[DATA FOR THIS TASK]
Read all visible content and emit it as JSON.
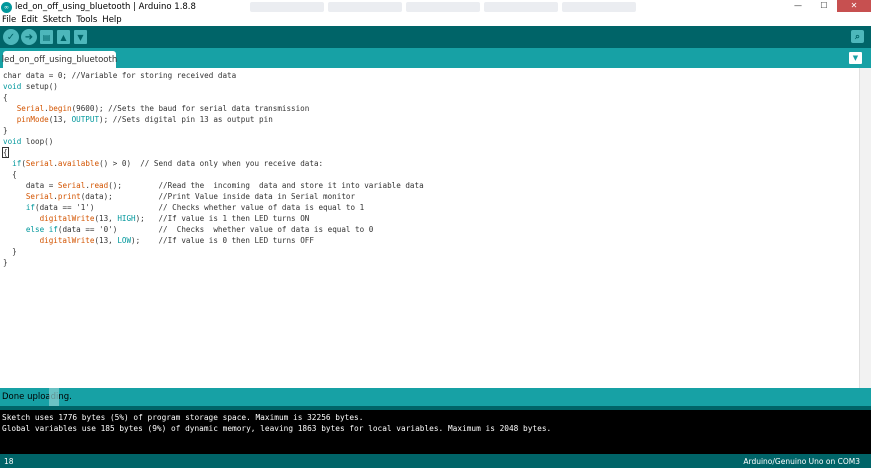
{
  "window": {
    "title": "led_on_off_using_bluetooth | Arduino 1.8.8",
    "app_icon_text": "∞",
    "min_label": "—",
    "max_label": "☐",
    "close_label": "✕"
  },
  "menu": [
    "File",
    "Edit",
    "Sketch",
    "Tools",
    "Help"
  ],
  "toolbar": {
    "verify_glyph": "✓",
    "upload_glyph": "➜",
    "new_glyph": "▤",
    "open_glyph": "▲",
    "save_glyph": "▼",
    "serial_glyph": "⌕"
  },
  "tabs": {
    "active": "led_on_off_using_bluetooth",
    "menu_glyph": "▼"
  },
  "editor": {
    "lines": [
      [
        [
          "char data = 0; //Variable for storing received data",
          ""
        ]
      ],
      [
        [
          "void",
          "kw"
        ],
        [
          " setup()",
          ""
        ]
      ],
      [
        [
          "{",
          ""
        ]
      ],
      [
        [
          "   ",
          ""
        ],
        [
          "Serial",
          "fn"
        ],
        [
          ".",
          ""
        ],
        [
          "begin",
          "fn"
        ],
        [
          "(9600); //Sets the baud for serial data transmission",
          ""
        ]
      ],
      [
        [
          "   ",
          ""
        ],
        [
          "pinMode",
          "fn"
        ],
        [
          "(13, ",
          ""
        ],
        [
          "OUTPUT",
          "kw"
        ],
        [
          "); //Sets digital pin 13 as output pin",
          ""
        ]
      ],
      [
        [
          "}",
          ""
        ]
      ],
      [
        [
          "void",
          "kw"
        ],
        [
          " loop()",
          ""
        ]
      ],
      [
        [
          "{",
          ""
        ]
      ],
      [
        [
          "  ",
          ""
        ],
        [
          "if",
          "kw"
        ],
        [
          "(",
          ""
        ],
        [
          "Serial",
          "fn"
        ],
        [
          ".",
          ""
        ],
        [
          "available",
          "fn"
        ],
        [
          "() > 0)  // Send data only when you receive data:",
          ""
        ]
      ],
      [
        [
          "  {",
          ""
        ]
      ],
      [
        [
          "     data = ",
          ""
        ],
        [
          "Serial",
          "fn"
        ],
        [
          ".",
          ""
        ],
        [
          "read",
          "fn"
        ],
        [
          "();        //Read the  incoming  data and store it into variable data",
          ""
        ]
      ],
      [
        [
          "     ",
          ""
        ],
        [
          "Serial",
          "fn"
        ],
        [
          ".",
          ""
        ],
        [
          "print",
          "fn"
        ],
        [
          "(data);          //Print Value inside data in Serial monitor",
          ""
        ]
      ],
      [
        [
          "     ",
          ""
        ],
        [
          "if",
          "kw"
        ],
        [
          "(data == '1')              // Checks whether value of data is equal to 1",
          ""
        ]
      ],
      [
        [
          "        ",
          ""
        ],
        [
          "digitalWrite",
          "fn"
        ],
        [
          "(13, ",
          ""
        ],
        [
          "HIGH",
          "kw"
        ],
        [
          ");   //If value is 1 then LED turns ON",
          ""
        ]
      ],
      [
        [
          "     ",
          ""
        ],
        [
          "else",
          "kw"
        ],
        [
          " ",
          ""
        ],
        [
          "if",
          "kw"
        ],
        [
          "(data == '0')         //  Checks  whether value of data is equal to 0",
          ""
        ]
      ],
      [
        [
          "        ",
          ""
        ],
        [
          "digitalWrite",
          "fn"
        ],
        [
          "(13, ",
          ""
        ],
        [
          "LOW",
          "kw"
        ],
        [
          ");    //If value is 0 then LED turns OFF",
          ""
        ]
      ],
      [
        [
          "  }",
          ""
        ]
      ],
      [
        [
          "}",
          ""
        ]
      ]
    ]
  },
  "status": {
    "message": "Done uploading."
  },
  "console": {
    "lines": [
      "Sketch uses 1776 bytes (5%) of program storage space. Maximum is 32256 bytes.",
      "Global variables use 185 bytes (9%) of dynamic memory, leaving 1863 bytes for local variables. Maximum is 2048 bytes."
    ]
  },
  "footer": {
    "line_number": "18",
    "board": "Arduino/Genuino Uno on COM3"
  },
  "colors": {
    "toolbar": "#006468",
    "tabstrip": "#17a1a5",
    "button": "#4db7bb",
    "keyword": "#00979c",
    "function": "#d35400",
    "console_bg": "#000000"
  }
}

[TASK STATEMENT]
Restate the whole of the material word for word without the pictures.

[PROBLEM SOLUTION]
Read all visible content and emit it as JSON.
{
  "window": {
    "title": "led_on_off_using_bluetooth | Arduino 1.8.8",
    "app_icon_text": "∞",
    "min_label": "—",
    "max_label": "☐",
    "close_label": "✕"
  },
  "menu": [
    "File",
    "Edit",
    "Sketch",
    "Tools",
    "Help"
  ],
  "toolbar": {
    "verify_glyph": "✓",
    "upload_glyph": "➜",
    "new_glyph": "▤",
    "open_glyph": "▲",
    "save_glyph": "▼",
    "serial_glyph": "⌕"
  },
  "tabs": {
    "active": "led_on_off_using_bluetooth",
    "menu_glyph": "▼"
  },
  "editor": {
    "lines": [
      [
        [
          "char data = 0; //Variable for storing received data",
          ""
        ]
      ],
      [
        [
          "void",
          "kw"
        ],
        [
          " setup()",
          ""
        ]
      ],
      [
        [
          "{",
          ""
        ]
      ],
      [
        [
          "   ",
          ""
        ],
        [
          "Serial",
          "fn"
        ],
        [
          ".",
          ""
        ],
        [
          "begin",
          "fn"
        ],
        [
          "(9600); //Sets the baud for serial data transmission",
          ""
        ]
      ],
      [
        [
          "   ",
          ""
        ],
        [
          "pinMode",
          "fn"
        ],
        [
          "(13, ",
          ""
        ],
        [
          "OUTPUT",
          "kw"
        ],
        [
          "); //Sets digital pin 13 as output pin",
          ""
        ]
      ],
      [
        [
          "}",
          ""
        ]
      ],
      [
        [
          "void",
          "kw"
        ],
        [
          " loop()",
          ""
        ]
      ],
      [
        [
          "{",
          ""
        ]
      ],
      [
        [
          "  ",
          ""
        ],
        [
          "if",
          "kw"
        ],
        [
          "(",
          ""
        ],
        [
          "Serial",
          "fn"
        ],
        [
          ".",
          ""
        ],
        [
          "available",
          "fn"
        ],
        [
          "() > 0)  // Send data only when you receive data:",
          ""
        ]
      ],
      [
        [
          "  {",
          ""
        ]
      ],
      [
        [
          "     data = ",
          ""
        ],
        [
          "Serial",
          "fn"
        ],
        [
          ".",
          ""
        ],
        [
          "read",
          "fn"
        ],
        [
          "();        //Read the  incoming  data and store it into variable data",
          ""
        ]
      ],
      [
        [
          "     ",
          ""
        ],
        [
          "Serial",
          "fn"
        ],
        [
          ".",
          ""
        ],
        [
          "print",
          "fn"
        ],
        [
          "(data);          //Print Value inside data in Serial monitor",
          ""
        ]
      ],
      [
        [
          "     ",
          ""
        ],
        [
          "if",
          "kw"
        ],
        [
          "(data == '1')              // Checks whether value of data is equal to 1",
          ""
        ]
      ],
      [
        [
          "        ",
          ""
        ],
        [
          "digitalWrite",
          "fn"
        ],
        [
          "(13, ",
          ""
        ],
        [
          "HIGH",
          "kw"
        ],
        [
          ");   //If value is 1 then LED turns ON",
          ""
        ]
      ],
      [
        [
          "     ",
          ""
        ],
        [
          "else",
          "kw"
        ],
        [
          " ",
          ""
        ],
        [
          "if",
          "kw"
        ],
        [
          "(data == '0')         //  Checks  whether value of data is equal to 0",
          ""
        ]
      ],
      [
        [
          "        ",
          ""
        ],
        [
          "digitalWrite",
          "fn"
        ],
        [
          "(13, ",
          ""
        ],
        [
          "LOW",
          "kw"
        ],
        [
          ");    //If value is 0 then LED turns OFF",
          ""
        ]
      ],
      [
        [
          "  }",
          ""
        ]
      ],
      [
        [
          "}",
          ""
        ]
      ]
    ]
  },
  "status": {
    "message": "Done uploading."
  },
  "console": {
    "lines": [
      "Sketch uses 1776 bytes (5%) of program storage space. Maximum is 32256 bytes.",
      "Global variables use 185 bytes (9%) of dynamic memory, leaving 1863 bytes for local variables. Maximum is 2048 bytes."
    ]
  },
  "footer": {
    "line_number": "18",
    "board": "Arduino/Genuino Uno on COM3"
  },
  "colors": {
    "toolbar": "#006468",
    "tabstrip": "#17a1a5",
    "button": "#4db7bb",
    "keyword": "#00979c",
    "function": "#d35400",
    "console_bg": "#000000"
  }
}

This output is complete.